What's the buzz on mosquitoes? A MUN study is aiming to find out
Little is known about mosquitos in N.L.
A study at Memorial University is probing those pesky insects that leave us with red, itchy bumps while trying to enjoy summer weather.
Once the spring weather begins, mosquitoes will be commonly seen swarming in the air, and despite their prevalence, very little is known about the mosquito population in Newfoundland and Labrador, including what species exist and what diseases they carry.
Tegan Padgett, project coordinator with Newfoundland and Labrador Mosquito Project, says there is a lot to learn.
It's a really important public health issue to have data on and that's what we're really missing.- Tegan Padgett
"They're a public health risk, potentially, and something that we need to know about. Maybe if there's not necessarily a risk at this moment, there might be a bigger risk in the future, especially with changing ranges and distributions changing," she said.

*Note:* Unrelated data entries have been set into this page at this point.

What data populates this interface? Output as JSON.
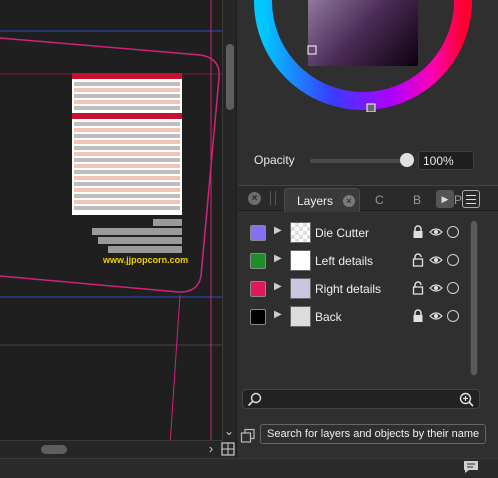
{
  "canvas": {
    "url_text": "www.jjpopcorn.com",
    "colors": {
      "background": "#1f1f1f",
      "pink_guide": "#d0237a",
      "blue_guide": "#2b4bd6",
      "red_band": "#c8102e",
      "url_yellow": "#f0d000"
    }
  },
  "color_panel": {
    "opacity_label": "Opacity",
    "opacity_value": "100%",
    "opacity_level": 1.0
  },
  "tabs": {
    "layers_label": "Layers",
    "other_tabs": [
      "C",
      "B",
      "P"
    ],
    "more_icon": "play-icon",
    "menu_icon": "hamburger-icon"
  },
  "layers": [
    {
      "name": "Die Cutter",
      "swatch": "#8370f5",
      "lock_state": "locked",
      "visible": true
    },
    {
      "name": "Left details",
      "swatch": "#1f8b2a",
      "lock_state": "unlocked",
      "visible": true
    },
    {
      "name": "Right details",
      "swatch": "#e0195e",
      "lock_state": "unlocked",
      "visible": true
    },
    {
      "name": "Back",
      "swatch": "#000000",
      "lock_state": "locked",
      "visible": true
    }
  ],
  "search": {
    "tooltip": "Search for layers and objects by their name"
  }
}
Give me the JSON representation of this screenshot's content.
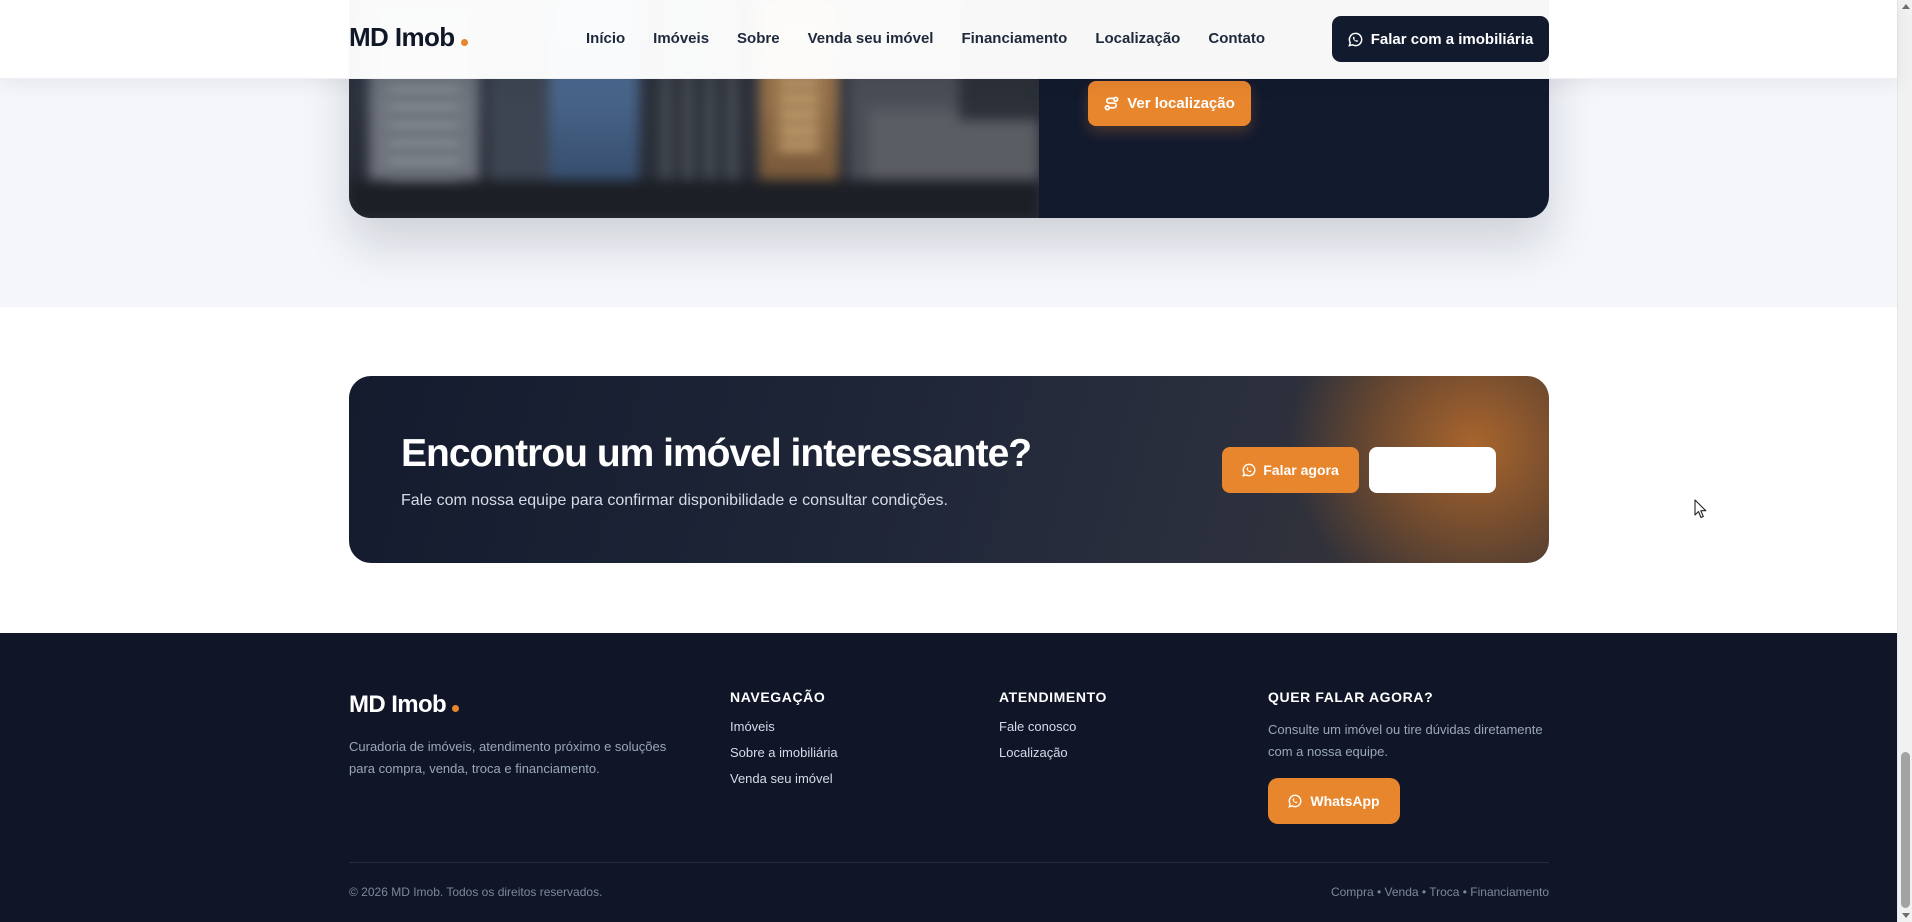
{
  "header": {
    "brand": "MD Imob",
    "nav": [
      "Início",
      "Imóveis",
      "Sobre",
      "Venda seu imóvel",
      "Financiamento",
      "Localização",
      "Contato"
    ],
    "cta_label": "Falar com a imobiliária"
  },
  "location_section": {
    "button_label": "Ver localização"
  },
  "cta_banner": {
    "title": "Encontrou um imóvel interessante?",
    "subtitle": "Fale com nossa equipe para confirmar disponibilidade e consultar condições.",
    "primary_label": "Falar agora",
    "secondary_label": ""
  },
  "footer": {
    "brand": "MD Imob",
    "description": "Curadoria de imóveis, atendimento próximo e soluções para compra, venda, troca e financiamento.",
    "columns": [
      {
        "title": "NAVEGAÇÃO",
        "links": [
          "Imóveis",
          "Sobre a imobiliária",
          "Venda seu imóvel"
        ]
      },
      {
        "title": "ATENDIMENTO",
        "links": [
          "Fale conosco",
          "Localização"
        ]
      }
    ],
    "contact": {
      "title": "QUER FALAR AGORA?",
      "text": "Consulte um imóvel ou tire dúvidas diretamente com a nossa equipe.",
      "button_label": "WhatsApp"
    },
    "copyright": "© 2026 MD Imob. Todos os direitos reservados.",
    "tags": "Compra • Venda • Troca • Financiamento"
  },
  "colors": {
    "accent": "#e8862e",
    "navy": "#121a2e",
    "footer_bg": "#101628",
    "section_bg": "#f4f6fa"
  },
  "icons": {
    "whatsapp": "whatsapp-icon",
    "route": "route-icon",
    "cursor": "mouse-cursor-icon"
  }
}
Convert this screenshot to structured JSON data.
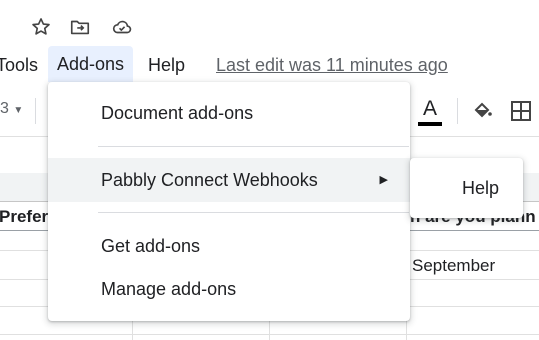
{
  "top_icons": {
    "star": "star-icon",
    "move": "move-to-folder-icon",
    "cloud": "cloud-saved-icon"
  },
  "menubar": {
    "tools": "Tools",
    "addons": "Add-ons",
    "help": "Help",
    "last_edit": "Last edit was 11 minutes ago"
  },
  "toolbar": {
    "font_size": "3",
    "text_color_letter": "A",
    "text_color": "#000000"
  },
  "sheet": {
    "cell_b": "Prefer",
    "cell_e": "n are you plann",
    "cell_e2": "September"
  },
  "addons_menu": {
    "items": [
      {
        "label": "Document add-ons"
      },
      {
        "label": "Pabbly Connect Webhooks",
        "submenu_arrow": "▶"
      },
      {
        "label": "Get add-ons"
      },
      {
        "label": "Manage add-ons"
      }
    ],
    "submenu": {
      "items": [
        {
          "label": "Help"
        }
      ]
    }
  },
  "colors": {
    "accent_active": "#e8f0fe",
    "menu_hover": "#f1f3f4"
  }
}
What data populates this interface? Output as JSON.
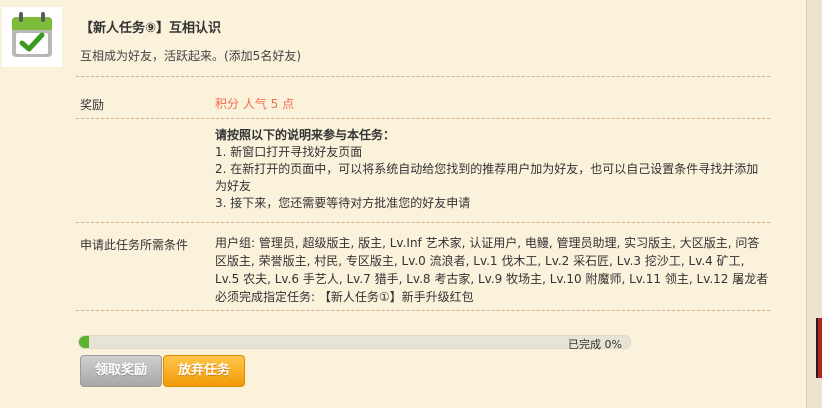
{
  "task": {
    "title": "【新人任务⑨】互相认识",
    "description": "互相成为好友，活跃起来。(添加5名好友)"
  },
  "reward": {
    "label": "奖励",
    "value": "积分 人气 5 点"
  },
  "instructions": {
    "heading": "请按照以下的说明来参与本任务：",
    "steps": [
      "1. 新窗口打开寻找好友页面",
      "2. 在新打开的页面中，可以将系统自动给您找到的推荐用户加为好友，也可以自己设置条件寻找并添加为好友",
      "3. 接下来，您还需要等待对方批准您的好友申请"
    ]
  },
  "conditions": {
    "label": "申请此任务所需条件",
    "user_groups": "用户组: 管理员, 超级版主, 版主, Lv.Inf 艺术家, 认证用户, 电鳗, 管理员助理, 实习版主, 大区版主, 问答区版主, 荣誉版主, 村民, 专区版主, Lv.0 流浪者, Lv.1 伐木工, Lv.2 采石匠, Lv.3 挖沙工, Lv.4 矿工, Lv.5 农夫, Lv.6 手艺人, Lv.7 猎手, Lv.8 考古家, Lv.9 牧场主, Lv.10 附魔师, Lv.11 领主, Lv.12 屠龙者",
    "prerequisite": "必须完成指定任务: 【新人任务①】新手升级红包"
  },
  "progress": {
    "percent": 0,
    "label": "已完成 0%"
  },
  "buttons": {
    "claim": "领取奖励",
    "abandon": "放弃任务"
  },
  "colors": {
    "reward_text": "#f26c4f",
    "progress_fill": "#5bb22e",
    "abandon_button": "#f29a08",
    "claim_button": "#b8b8b8"
  },
  "icons": {
    "task": "checkmark-calendar-icon"
  }
}
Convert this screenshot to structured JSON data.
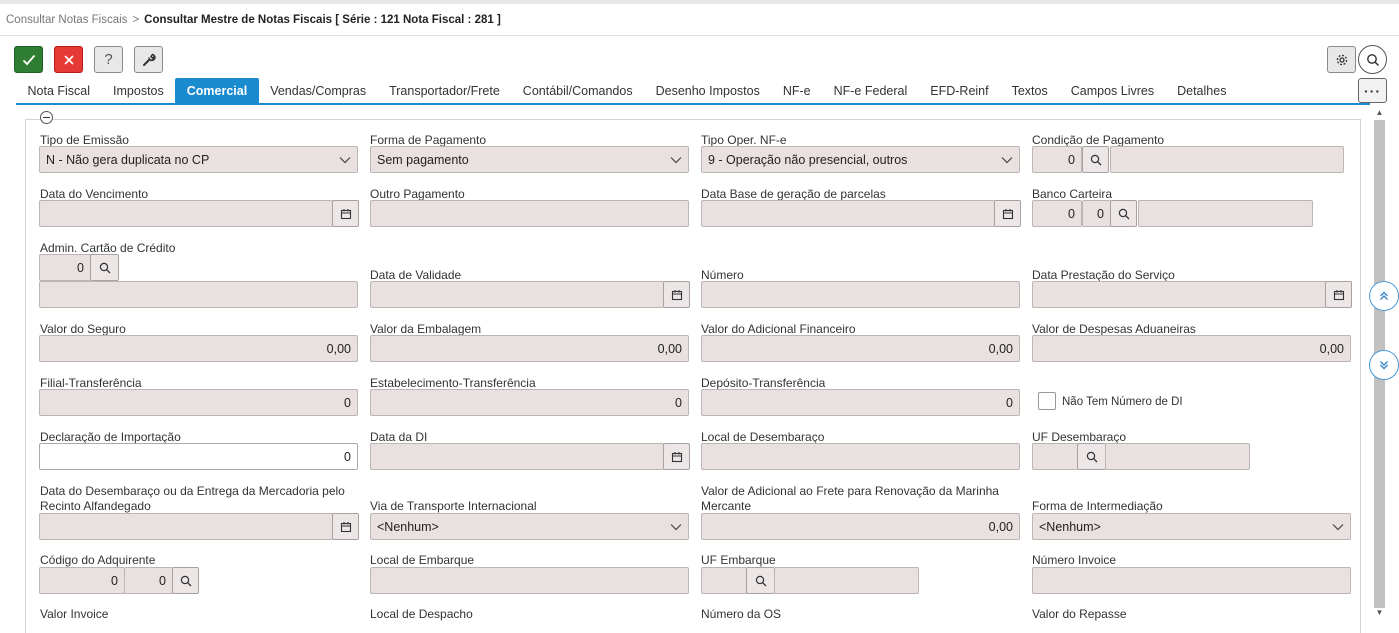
{
  "breadcrumb": {
    "parent": "Consultar Notas Fiscais",
    "separator": ">",
    "current": "Consultar Mestre de Notas Fiscais [ Série : 121 Nota Fiscal : 281 ]"
  },
  "toolbar": {
    "confirm_icon": "check-icon",
    "cancel_icon": "close-icon",
    "help_label": "?",
    "tool_icon": "wrench-icon",
    "settings_icon": "gear-icon",
    "search_icon": "search-icon",
    "more_label": "···",
    "colors": {
      "confirm": "#2e7d32",
      "cancel": "#e53935",
      "accent": "#1b8bd0"
    }
  },
  "tabs": [
    {
      "label": "Nota Fiscal"
    },
    {
      "label": "Impostos"
    },
    {
      "label": "Comercial",
      "active": true
    },
    {
      "label": "Vendas/Compras"
    },
    {
      "label": "Transportador/Frete"
    },
    {
      "label": "Contábil/Comandos"
    },
    {
      "label": "Desenho Impostos"
    },
    {
      "label": "NF-e"
    },
    {
      "label": "NF-e Federal"
    },
    {
      "label": "EFD-Reinf"
    },
    {
      "label": "Textos"
    },
    {
      "label": "Campos Livres"
    },
    {
      "label": "Detalhes"
    }
  ],
  "form": {
    "tipo_emissao": {
      "label": "Tipo de Emissão",
      "value": "N - Não gera duplicata no CP"
    },
    "forma_pagamento": {
      "label": "Forma de Pagamento",
      "value": "Sem pagamento"
    },
    "tipo_oper_nfe": {
      "label": "Tipo Oper. NF-e",
      "value": "9 - Operação não presencial, outros"
    },
    "condicao_pagamento": {
      "label": "Condição de Pagamento",
      "code": "0",
      "desc": ""
    },
    "data_vencimento": {
      "label": "Data do Vencimento",
      "value": ""
    },
    "outro_pagamento": {
      "label": "Outro Pagamento",
      "value": ""
    },
    "data_base_parcelas": {
      "label": "Data Base de geração de parcelas",
      "value": ""
    },
    "banco_carteira": {
      "label": "Banco Carteira",
      "banco": "0",
      "carteira": "0",
      "desc": ""
    },
    "admin_cartao": {
      "label": "Admin. Cartão de Crédito",
      "code": "0",
      "desc": ""
    },
    "data_validade": {
      "label": "Data de Validade",
      "value": ""
    },
    "numero": {
      "label": "Número",
      "value": ""
    },
    "data_prestacao": {
      "label": "Data Prestação do Serviço",
      "value": ""
    },
    "valor_seguro": {
      "label": "Valor do Seguro",
      "value": "0,00"
    },
    "valor_embalagem": {
      "label": "Valor da Embalagem",
      "value": "0,00"
    },
    "valor_adic_financeiro": {
      "label": "Valor do Adicional Financeiro",
      "value": "0,00"
    },
    "valor_despesas_aduaneiras": {
      "label": "Valor de Despesas Aduaneiras",
      "value": "0,00"
    },
    "filial_transferencia": {
      "label": "Filial-Transferência",
      "value": "0"
    },
    "estab_transferencia": {
      "label": "Estabelecimento-Transferência",
      "value": "0"
    },
    "deposito_transferencia": {
      "label": "Depósito-Transferência",
      "value": "0"
    },
    "nao_tem_numero_di": {
      "label": "Não Tem Número de DI",
      "checked": false
    },
    "declaracao_importacao": {
      "label": "Declaração de Importação",
      "value": "0"
    },
    "data_di": {
      "label": "Data da DI",
      "value": ""
    },
    "local_desembaraco": {
      "label": "Local de Desembaraço",
      "value": ""
    },
    "uf_desembaraco": {
      "label": "UF Desembaraço",
      "code": "",
      "desc": ""
    },
    "data_desembaraco": {
      "label_line1": "Data do Desembaraço ou da Entrega da Mercadoria pelo",
      "label_line2": "Recinto Alfandegado",
      "value": ""
    },
    "via_transporte": {
      "label": "Via de Transporte Internacional",
      "value": "<Nenhum>"
    },
    "valor_adic_frete": {
      "label_line1": "Valor de Adicional ao Frete para Renovação da Marinha",
      "label_line2": "Mercante",
      "value": "0,00"
    },
    "forma_intermediacao": {
      "label": "Forma de Intermediação",
      "value": "<Nenhum>"
    },
    "codigo_adquirente": {
      "label": "Código do Adquirente",
      "code1": "0",
      "code2": "0"
    },
    "local_embarque": {
      "label": "Local de Embarque",
      "value": ""
    },
    "uf_embarque": {
      "label": "UF Embarque",
      "code": "",
      "desc": ""
    },
    "numero_invoice": {
      "label": "Número Invoice",
      "value": ""
    },
    "valor_invoice": {
      "label": "Valor Invoice"
    },
    "local_despacho": {
      "label": "Local de Despacho"
    },
    "numero_os": {
      "label": "Número da OS"
    },
    "valor_repasse": {
      "label": "Valor do Repasse"
    }
  }
}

"But it's a really important public health issue to have data on and that's what we're really missing, there's very patchy mosquito data around the province and it's really important to get that bulked up so that we have a better idea of what we're dealing with."
Padgett said it isn't known just how many species of mosquitoes there are in the province or what sort of viruses they might carry, but the Newfoundland and Labrador Mosquito Project will hopefully get some details on that.
"There have been some studies in the past that have detected certain viruses that we're also focusing on for this study," she said.
"But we're actually the only province in Canada that hasn't detected West Nile virus, and it was just recently detected in the Maritimes last year, so it's an important to be able to possibly, potentially detect that virus if it is in fact here."
Padgett said the study began last year, but a short, dry summer made conditions difficult for mosquitoes.
Now, researchers are hoping for better weather and looking for people to collect mosquitoes from across the province
"We're trying to get as many mosquito samples from as many different areas across the province as we can," said Padgett.
"Being a team of five or six people, it's hard to get around everywhere, so that's why we're really reaching out to the communities and the public."
She said people can contact her for a collection kit so they can be processed at MUN.
"The cool thing about it is, I will then — once the samples are processed, I will email back the results of the mosquito identification, so they'll know how many mosquitoes and what species they caught."
With files from the St. John's Morning Show